Due to a heightened public awareness as a result of all types of media coverage concerning foodborne illnesses, the level of training for employees working in the food industry in general needs to be increased. This is a responsibility that the food industry has to their clients and the general public. Employers have a responsibility to provide a well-designed, informational training program for employees to follow while on the job. It is important that this training be communicated in language that all employees understand. Practices and procedures must be translated for all employees, no matter what language they speak. Proper hygiene practices should be communicated prior to employment and reaffirmed with periodic training programs.
Explore this issueJune/July 2006
Signs with pictures of good practices are an excellent method to reinforce training. These should be displayed in areas where applicable and be multilingual. Training should be documented and list the employees that have completed it.
Workers can carry pathogens internally and on their hands, skin and hair. It is imperative that they follow and understand basic food protection practices and maintain a high degree of personal cleanliness and good sanitation practices to prevent food product contamination. Unless employees understand and follow basic food protection principles, they may unintentionally contaminate food packaging, water and other workers, thereby creating the opportunity to transmit foodborne illness. Employee health and hygiene falls into two categories, cleanliness and disease control.
Personal hygiene begins at home, with the essential elements for good hygiene being a clean body, clean hair and clean clothing. Hair in food can be a source of both microbiological and physical contamination. Hairnets and beard covers should be worn to assure food product integrity. Long-sleeved smocks should be worn to cover arm hair. Clean uniforms, aprons and other outer garments that are put on after the employee gets to work can help minimize contamination. While working, clothing should be kept reasonably clean and in good repair. Removal of smocks, lab coats or aprons should take place when leaving the work area to go to the employee break room, restroom or exiting the building. Personal items such as meals and snacks should be stored in a locker or break room area that is located away from processing areas or areas where equipment and utensils are washed.

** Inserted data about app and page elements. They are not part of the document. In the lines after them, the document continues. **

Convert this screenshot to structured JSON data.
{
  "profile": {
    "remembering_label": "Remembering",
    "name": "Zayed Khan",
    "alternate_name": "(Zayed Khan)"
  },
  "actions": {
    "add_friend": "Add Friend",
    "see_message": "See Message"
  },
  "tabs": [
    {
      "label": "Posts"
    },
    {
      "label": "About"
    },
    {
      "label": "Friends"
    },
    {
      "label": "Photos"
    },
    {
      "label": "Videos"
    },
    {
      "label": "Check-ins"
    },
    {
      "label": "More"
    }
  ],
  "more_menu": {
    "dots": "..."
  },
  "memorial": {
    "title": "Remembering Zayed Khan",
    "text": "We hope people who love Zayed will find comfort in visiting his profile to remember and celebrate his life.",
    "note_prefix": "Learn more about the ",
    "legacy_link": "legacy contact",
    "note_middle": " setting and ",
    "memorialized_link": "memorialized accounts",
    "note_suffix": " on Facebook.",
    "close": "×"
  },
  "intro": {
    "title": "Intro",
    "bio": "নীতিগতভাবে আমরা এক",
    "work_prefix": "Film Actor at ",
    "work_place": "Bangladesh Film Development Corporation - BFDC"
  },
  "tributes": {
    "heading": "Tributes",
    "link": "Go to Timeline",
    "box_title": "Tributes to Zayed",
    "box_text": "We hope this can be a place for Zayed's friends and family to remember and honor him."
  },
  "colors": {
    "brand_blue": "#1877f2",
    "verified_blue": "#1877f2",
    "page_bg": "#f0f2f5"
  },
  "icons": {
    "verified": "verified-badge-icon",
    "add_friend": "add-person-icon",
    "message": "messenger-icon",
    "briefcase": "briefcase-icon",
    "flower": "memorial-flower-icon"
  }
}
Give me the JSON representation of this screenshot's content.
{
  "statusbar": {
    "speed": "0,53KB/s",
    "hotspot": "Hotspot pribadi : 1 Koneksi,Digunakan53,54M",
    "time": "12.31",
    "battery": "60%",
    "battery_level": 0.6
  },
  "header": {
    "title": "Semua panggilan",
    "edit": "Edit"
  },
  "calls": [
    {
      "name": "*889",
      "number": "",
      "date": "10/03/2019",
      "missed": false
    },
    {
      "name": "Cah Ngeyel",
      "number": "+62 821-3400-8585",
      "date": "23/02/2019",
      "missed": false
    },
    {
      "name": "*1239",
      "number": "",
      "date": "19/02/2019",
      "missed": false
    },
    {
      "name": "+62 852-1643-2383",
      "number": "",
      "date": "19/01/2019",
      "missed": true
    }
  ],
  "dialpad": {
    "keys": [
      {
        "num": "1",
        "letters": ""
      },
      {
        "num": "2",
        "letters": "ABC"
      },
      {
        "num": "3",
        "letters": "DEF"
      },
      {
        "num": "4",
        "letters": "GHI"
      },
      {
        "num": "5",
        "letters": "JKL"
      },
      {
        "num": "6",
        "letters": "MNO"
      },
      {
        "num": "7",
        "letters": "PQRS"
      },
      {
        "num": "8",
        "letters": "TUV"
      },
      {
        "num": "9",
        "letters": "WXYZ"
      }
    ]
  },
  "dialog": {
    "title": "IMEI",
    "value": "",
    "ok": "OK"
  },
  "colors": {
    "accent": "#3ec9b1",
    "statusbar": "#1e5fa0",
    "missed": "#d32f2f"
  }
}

The only jewelry allowed in a food plant is a plain wedding band and/or one small post earring in each ear. No other jewelry is to be worn because it may fall into the product, it can present a safety hazard and it cannot be adequately sanitized against bacterial transmission. It should be removed prior to entering the processing facility.
Employees must wear different colored smocks when going from a raw processing part of the establishment to the cooked processing side. They should also step into a sanitizer footbath between the two processing areas to eliminate the bacteria on their shoes.
No employee who is affected with, has been exposed to, or is a carrier of a communicable disease, the flu or a respiratory problem, or any other potential source of microbiological contamination shall work in any area where there is a reasonable possibility that food or food ingredients can be contaminated. The number one symptom of a foodborne illness is diarrhea. Other symptoms include fever, dizziness, vomiting, and sore throat with fever or jaundice. Any employee with these symptoms should not be allowed to work around food.
A company policy should be established requiring that employees report any active case of illness to supervisors before beginning work. If an employee has been diagnosed with a foodborne illness, exclude them from the establishment, and contact the local health department. The health department must be notified if the employee has been diagnosed with one of the following foodborne illnesses: Salmonella typhi, Shigella species, shiga toxin-producing E. coli, or hepatitis A virus.